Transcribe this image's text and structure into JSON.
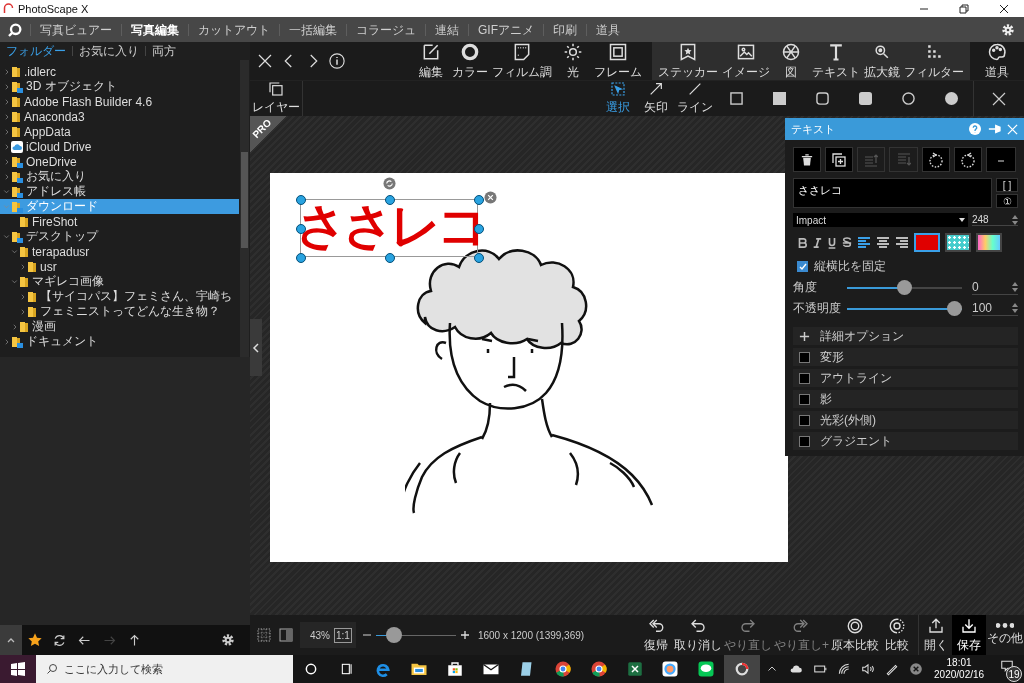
{
  "window": {
    "title": "PhotoScape X"
  },
  "menu": [
    {
      "label": "写真ビュアー",
      "selected": false
    },
    {
      "label": "写真編集",
      "selected": true
    },
    {
      "label": "カットアウト",
      "selected": false
    },
    {
      "label": "一括編集",
      "selected": false
    },
    {
      "label": "コラージュ",
      "selected": false
    },
    {
      "label": "連結",
      "selected": false
    },
    {
      "label": "GIFアニメ",
      "selected": false
    },
    {
      "label": "印刷",
      "selected": false
    },
    {
      "label": "道具",
      "selected": false
    }
  ],
  "browser_tabs": [
    {
      "label": "フォルダー",
      "selected": true
    },
    {
      "label": "お気に入り",
      "selected": false
    },
    {
      "label": "両方",
      "selected": false
    }
  ],
  "folder_tree": [
    {
      "label": ".idlerc",
      "kind": "folder",
      "expandable": true,
      "expanded": false,
      "selected": false
    },
    {
      "label": "3D オブジェクト",
      "kind": "special",
      "expandable": true,
      "expanded": false,
      "selected": false
    },
    {
      "label": "Adobe Flash Builder 4.6",
      "kind": "folder",
      "expandable": true,
      "expanded": false,
      "selected": false
    },
    {
      "label": "Anaconda3",
      "kind": "folder",
      "expandable": true,
      "expanded": false,
      "selected": false
    },
    {
      "label": "AppData",
      "kind": "folder",
      "expandable": true,
      "expanded": false,
      "selected": false
    },
    {
      "label": "iCloud Drive",
      "kind": "cloud",
      "expandable": true,
      "expanded": false,
      "selected": false
    },
    {
      "label": "OneDrive",
      "kind": "special",
      "expandable": true,
      "expanded": false,
      "selected": false
    },
    {
      "label": "お気に入り",
      "kind": "special",
      "expandable": true,
      "expanded": false,
      "selected": false
    },
    {
      "label": "アドレス帳",
      "kind": "special",
      "expandable": true,
      "expanded": true,
      "selected": false
    },
    {
      "label": "ダウンロード",
      "kind": "special",
      "expandable": true,
      "expanded": true,
      "selected": true,
      "children": [
        {
          "label": "FireShot",
          "kind": "folder",
          "expandable": false,
          "expanded": false,
          "selected": false
        }
      ]
    },
    {
      "label": "デスクトップ",
      "kind": "special",
      "expandable": true,
      "expanded": true,
      "selected": false,
      "children": [
        {
          "label": "terapadusr",
          "kind": "folder",
          "expandable": true,
          "expanded": true,
          "selected": false,
          "children": [
            {
              "label": "usr",
              "kind": "folder",
              "expandable": true,
              "expanded": false,
              "selected": false
            }
          ]
        },
        {
          "label": "マギレコ画像",
          "kind": "folder",
          "expandable": true,
          "expanded": true,
          "selected": false,
          "children": [
            {
              "label": "【サイコパス】フェミさん、宇崎ち",
              "kind": "folder",
              "expandable": true,
              "expanded": false,
              "selected": false
            },
            {
              "label": "フェミニストってどんな生き物？",
              "kind": "folder",
              "expandable": true,
              "expanded": false,
              "selected": false
            }
          ]
        },
        {
          "label": "漫画",
          "kind": "folder",
          "expandable": true,
          "expanded": false,
          "selected": false
        }
      ]
    },
    {
      "label": "ドキュメント",
      "kind": "special",
      "expandable": true,
      "expanded": false,
      "selected": false
    }
  ],
  "left_toolbar": {
    "forward_disabled": true
  },
  "edit_tools": [
    {
      "label": "編集"
    },
    {
      "label": "カラー"
    },
    {
      "label": "フィルム調"
    },
    {
      "label": "光"
    },
    {
      "label": "フレーム"
    }
  ],
  "insert_tools": [
    {
      "label": "ステッカー"
    },
    {
      "label": "イメージ"
    },
    {
      "label": "図"
    },
    {
      "label": "テキスト"
    },
    {
      "label": "拡大鏡"
    },
    {
      "label": "フィルター"
    }
  ],
  "tools_button": {
    "label": "道具"
  },
  "layer_button": {
    "label": "レイヤー"
  },
  "draw_tools": [
    {
      "label": "選択",
      "selected": true
    },
    {
      "label": "矢印",
      "selected": false
    },
    {
      "label": "ライン",
      "selected": false
    }
  ],
  "pro_badge": "PRO",
  "canvas": {
    "text": "ささレコ"
  },
  "text_panel": {
    "title": "テキスト",
    "text": "ささレコ",
    "bracket_button": "[ ]",
    "number_button": "①",
    "font": "Impact",
    "size": "248",
    "alignments": [
      {
        "selected": true
      },
      {
        "selected": false
      },
      {
        "selected": false
      }
    ],
    "fills": [
      {
        "kind": "solid",
        "color": "#e00000",
        "selected": true
      },
      {
        "kind": "pattern",
        "selected": false
      },
      {
        "kind": "gradient",
        "selected": false
      }
    ],
    "lock_aspect": {
      "label": "縦横比を固定",
      "checked": true
    },
    "sliders": [
      {
        "label": "角度",
        "level": 0.5,
        "reading": "0"
      },
      {
        "label": "不透明度",
        "level": 1,
        "reading": "100"
      }
    ],
    "more_options": "詳細オプション",
    "effects": [
      {
        "label": "変形",
        "checked": false
      },
      {
        "label": "アウトライン",
        "checked": false
      },
      {
        "label": "影",
        "checked": false
      },
      {
        "label": "光彩(外側)",
        "checked": false
      },
      {
        "label": "グラジエント",
        "checked": false
      }
    ]
  },
  "zoom": {
    "percent": "43%",
    "actual_size": "1:1",
    "level": 0.15
  },
  "image_info": "1600 x 1200 (1399,369)",
  "actions": [
    {
      "label": "復帰",
      "disabled": false,
      "emphasized": false
    },
    {
      "label": "取り消し",
      "disabled": false,
      "emphasized": false
    },
    {
      "label": "やり直し",
      "disabled": true,
      "emphasized": false
    },
    {
      "label": "やり直し+",
      "disabled": true,
      "emphasized": false
    },
    {
      "label": "原本比較",
      "disabled": false,
      "emphasized": false
    },
    {
      "label": "比較",
      "disabled": false,
      "emphasized": false
    },
    {
      "label": "開く",
      "disabled": false,
      "emphasized": false
    },
    {
      "label": "保存",
      "disabled": false,
      "emphasized": true
    },
    {
      "label": "その他",
      "disabled": false,
      "emphasized": false
    }
  ],
  "taskbar": {
    "search_placeholder": "ここに入力して検索",
    "time": "18:01",
    "date": "2020/02/16",
    "notification_count": "19"
  }
}
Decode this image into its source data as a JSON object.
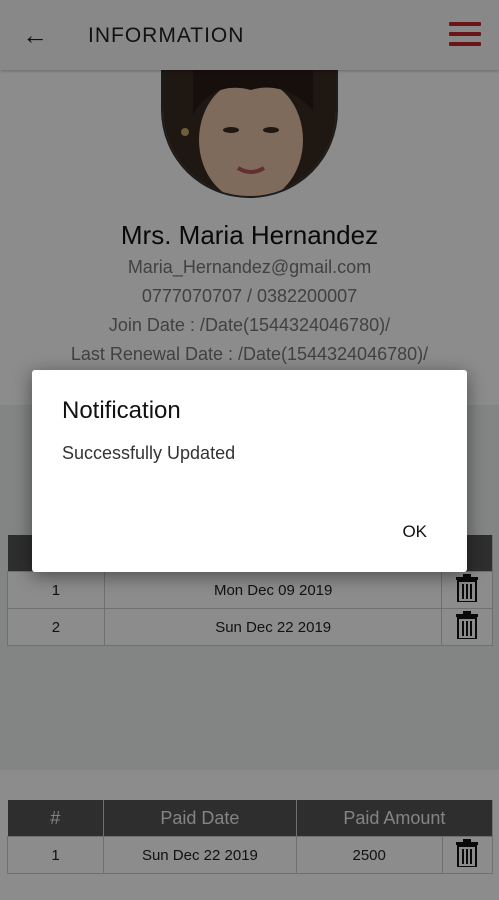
{
  "header": {
    "title": "INFORMATION"
  },
  "profile": {
    "name": "Mrs. Maria Hernandez",
    "email": "Maria_Hernandez@gmail.com",
    "phones": "0777070707 / 0382200007",
    "join_date": "Join Date : /Date(1544324046780)/",
    "renewal_date": "Last Renewal Date : /Date(1544324046780)/"
  },
  "schedule": {
    "rows": [
      {
        "num": "1",
        "date": "Mon Dec 09 2019"
      },
      {
        "num": "2",
        "date": "Sun Dec 22 2019"
      }
    ]
  },
  "payments": {
    "headers": [
      "#",
      "Paid Date",
      "Paid Amount"
    ],
    "rows": [
      {
        "num": "1",
        "date": "Sun Dec 22 2019",
        "amount": "2500"
      }
    ]
  },
  "dialog": {
    "title": "Notification",
    "message": "Successfully Updated",
    "ok_label": "OK"
  }
}
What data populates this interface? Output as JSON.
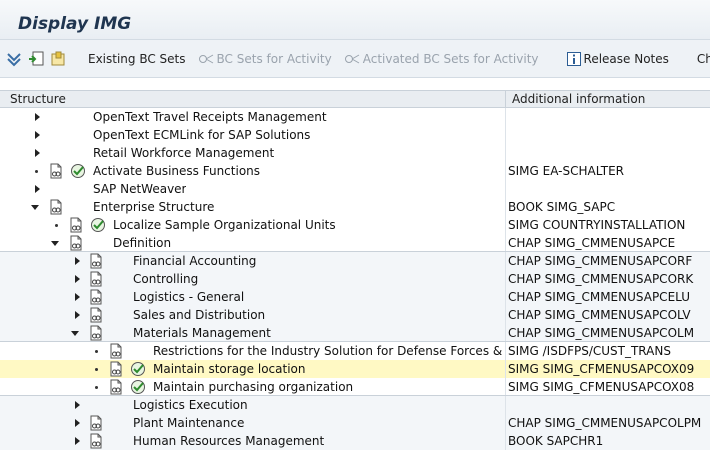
{
  "window": {
    "title": "Display IMG"
  },
  "toolbar": {
    "existing_bc_sets": "Existing BC Sets",
    "bc_sets_for_activity": "BC Sets for Activity",
    "activated_bc_sets": "Activated BC Sets for Activity",
    "release_notes": "Release Notes",
    "change": "Change"
  },
  "header": {
    "structure": "Structure",
    "additional_information": "Additional information"
  },
  "tree": {
    "rows": [
      {
        "label": "OpenText Travel Receipts Management",
        "info": ""
      },
      {
        "label": "OpenText ECMLink for SAP Solutions",
        "info": ""
      },
      {
        "label": "Retail Workforce Management",
        "info": ""
      },
      {
        "label": "Activate Business Functions",
        "info": "SIMG EA-SCHALTER"
      },
      {
        "label": "SAP NetWeaver",
        "info": ""
      },
      {
        "label": "Enterprise Structure",
        "info": "BOOK SIMG_SAPC"
      },
      {
        "label": "Localize Sample Organizational Units",
        "info": "SIMG COUNTRYINSTALLATION"
      },
      {
        "label": "Definition",
        "info": "CHAP SIMG_CMMENUSAPCE"
      },
      {
        "label": "Financial Accounting",
        "info": "CHAP SIMG_CMMENUSAPCORF"
      },
      {
        "label": "Controlling",
        "info": "CHAP SIMG_CMMENUSAPCORK"
      },
      {
        "label": "Logistics - General",
        "info": "CHAP SIMG_CMMENUSAPCELU"
      },
      {
        "label": "Sales and Distribution",
        "info": "CHAP SIMG_CMMENUSAPCOLV"
      },
      {
        "label": "Materials Management",
        "info": "CHAP SIMG_CMMENUSAPCOLM"
      },
      {
        "label": "Restrictions for the Industry Solution for Defense Forces & Public Security",
        "info": "SIMG /ISDFPS/CUST_TRANS"
      },
      {
        "label": "Maintain storage location",
        "info": "SIMG SIMG_CFMENUSAPCOX09"
      },
      {
        "label": "Maintain purchasing organization",
        "info": "SIMG SIMG_CFMENUSAPCOX08"
      },
      {
        "label": "Logistics Execution",
        "info": ""
      },
      {
        "label": "Plant Maintenance",
        "info": "CHAP SIMG_CMMENUSAPCOLPM"
      },
      {
        "label": "Human Resources Management",
        "info": "BOOK SAPCHR1"
      }
    ]
  }
}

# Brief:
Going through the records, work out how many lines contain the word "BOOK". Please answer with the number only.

# Your solution:
2